■ **Exercise**
Scan each line of the records for the word "label" and extract the ones that have it.
═══ Extracted records
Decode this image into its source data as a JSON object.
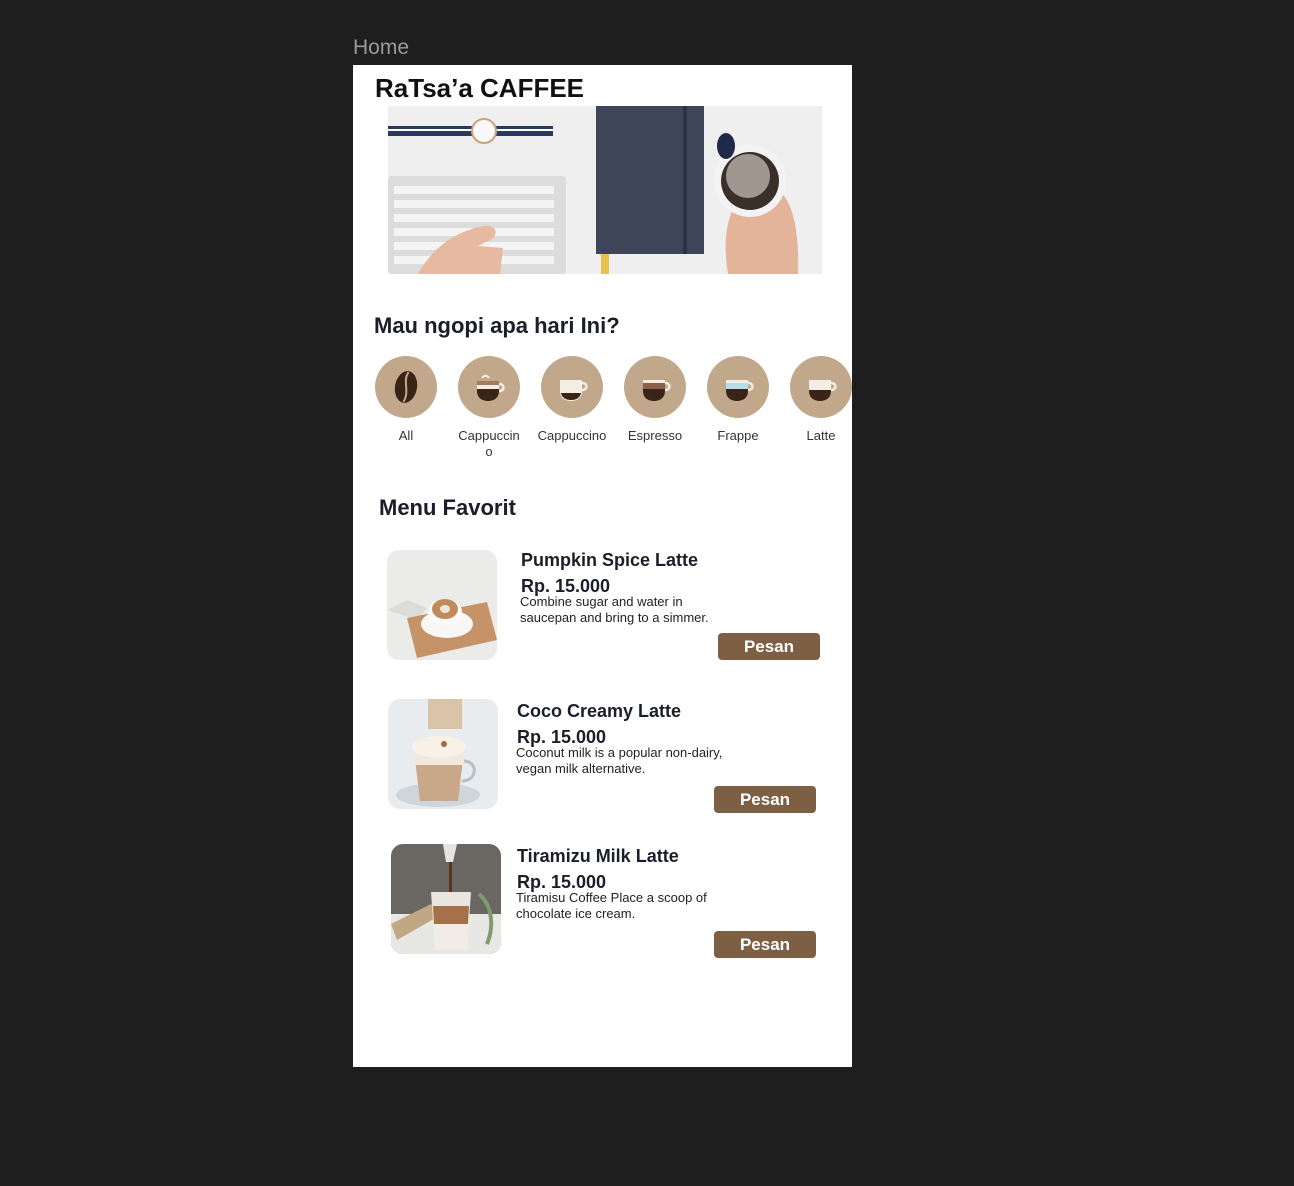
{
  "frame": {
    "label": "Home"
  },
  "app": {
    "title": "RaTsa’a CAFFEE"
  },
  "categories_section": {
    "title": "Mau ngopi apa hari Ini?"
  },
  "categories": [
    {
      "label": "All",
      "icon": "coffee-bean-icon"
    },
    {
      "label": "Cappuccino",
      "icon": "cappuccino-cup-icon"
    },
    {
      "label": "Cappuccino",
      "icon": "coffee-cup-icon"
    },
    {
      "label": "Espresso",
      "icon": "espresso-cup-icon"
    },
    {
      "label": "Frappe",
      "icon": "frappe-cup-icon"
    },
    {
      "label": "Latte",
      "icon": "latte-cup-icon"
    }
  ],
  "favorites": {
    "title": "Menu Favorit",
    "items": [
      {
        "name": "Pumpkin Spice Latte",
        "price": "Rp.  15.000",
        "description": "Combine sugar and water in saucepan and bring to a simmer.",
        "button": "Pesan"
      },
      {
        "name": "Coco Creamy Latte",
        "price": "Rp.  15.000",
        "description": "Coconut milk is a popular non-dairy, vegan milk alternative.",
        "button": "Pesan"
      },
      {
        "name": "Tiramizu Milk Latte",
        "price": "Rp.  15.000",
        "description": "Tiramisu Coffee Place a scoop of chocolate ice cream.",
        "button": "Pesan"
      }
    ]
  },
  "colors": {
    "background": "#1e1e1e",
    "screen": "#ffffff",
    "category_circle": "#c2a88b",
    "button": "#7d5f44",
    "text": "#1b1e28"
  }
}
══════
■ **Task output**
    "label": "Home"
      "label": "All",
      "label": "Cappuccino",
      "label": "Cappuccino",
      "label": "Espresso",
      "label": "Frappe",
      "label": "Latte",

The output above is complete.